It took two years of agitation and protest, but finally this week homeowners in New Jersey still seeking relief in the wake of the devastation of superstorm Sandy could claim an important victory, as Gov. Chris Christie signed a bill giving homeowners still recovering from the disaster protection from foreclosure.
Christie’s signing of a bill that he had vetoed a version of last year was the culmination of work done by the People’s Action affiliate New Jersey Organizing Project as well as other groups.
“We’ve spent two long years trying to get Sandy families protection from foreclosures and so today is a good day for us,” said Joe Mangino, Superstorm Sandy survivor and New Jersey Organizing Project co-founder. “Even though the governor doesn’t seem happy about signing the bill, we are happy it got signed. We know this will help many families be able to afford to stay in their homes. We are grateful to the Sandy survivors who have kept up the fight, and to our legislators who have not forgotten families like mine.”
Indeed, Christie was not happy about the bill.
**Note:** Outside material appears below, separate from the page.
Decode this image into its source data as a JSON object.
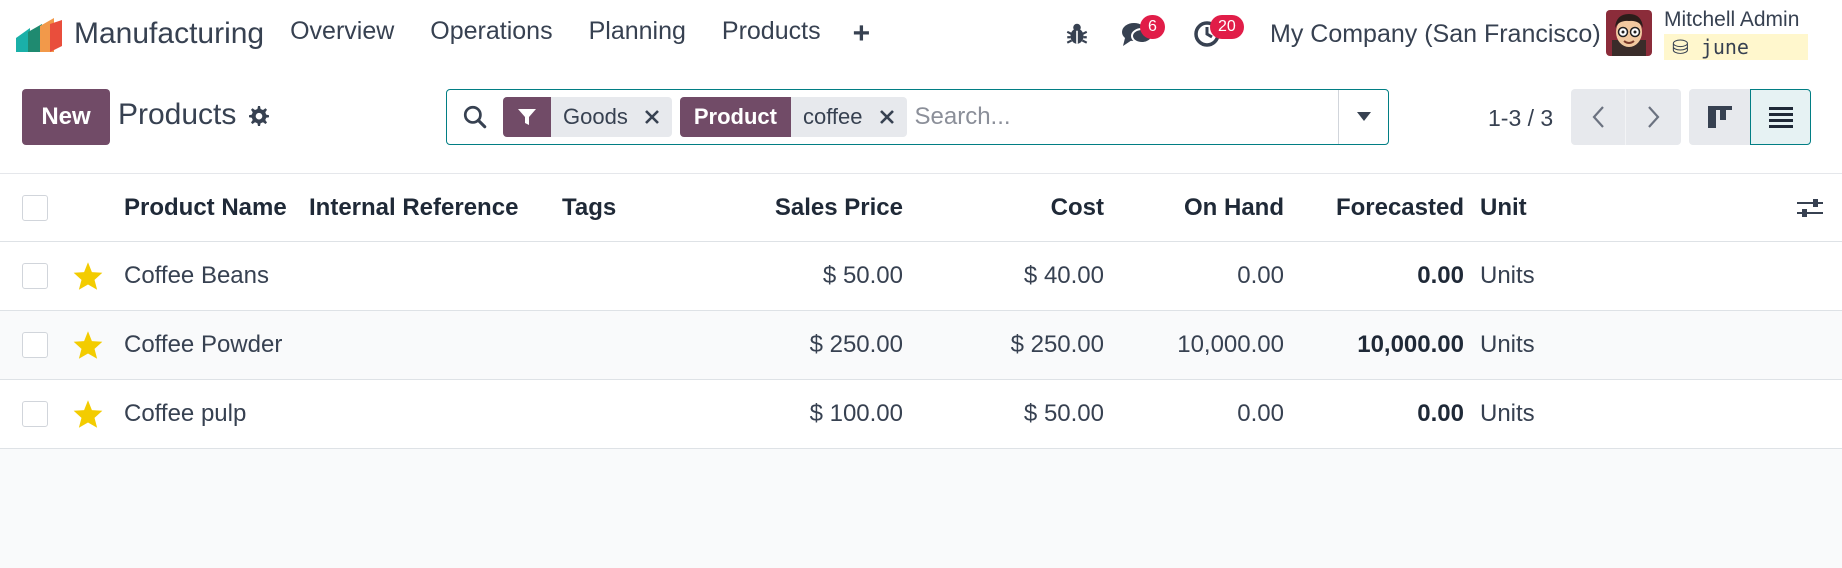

In his signing statement, he grumbled that “most of it is a transparent, useless political exercise by candidates for re-election falsely pandering to victimized voters.” Language in the signing statement seemed to give state administrators a green light to half-heartedly implement the law’s provisions.
Nonetheless, the mandate of the bill is clear. The measure would offer foreclosure protection for up to three years to qualified Sandy homeowners who have been approved for assistance through the state’s Reconstruction, Rehabilitation, Elevation and Mitigation (RREM) as well as a program for low- and moderate-income homeowners. People who received rental assistance from the Federal Emergency Management Agency would also be eligible.
An estimated 40,000 primary homeowners had their homes severely or substantially damaged during superstorm Sandy, which hit the state on October 29, 2012. Families hit by the storm found themselves struggling with both federal flood insurance programs and the state’s own recovery programs. New Jersey Organizing Project has been pressing Christie and the legislature throughout the crisis, through both lobbying and protest. At one of these protests in October, according to one news report, Christie was forced to temporarily leave the lectern at a speech where he was touting his Sandy recovery efforts.
But it took that level of in-your-face persistence to move the governor to begrudgingly do the right thing for Sandy-affected homeowners at a time when New Jersey is experiencing the highest foreclosure rates in the country. Now that foreclosure relief is the law, the challenge now is to hold the state accountable for delivering the assistance the law requires.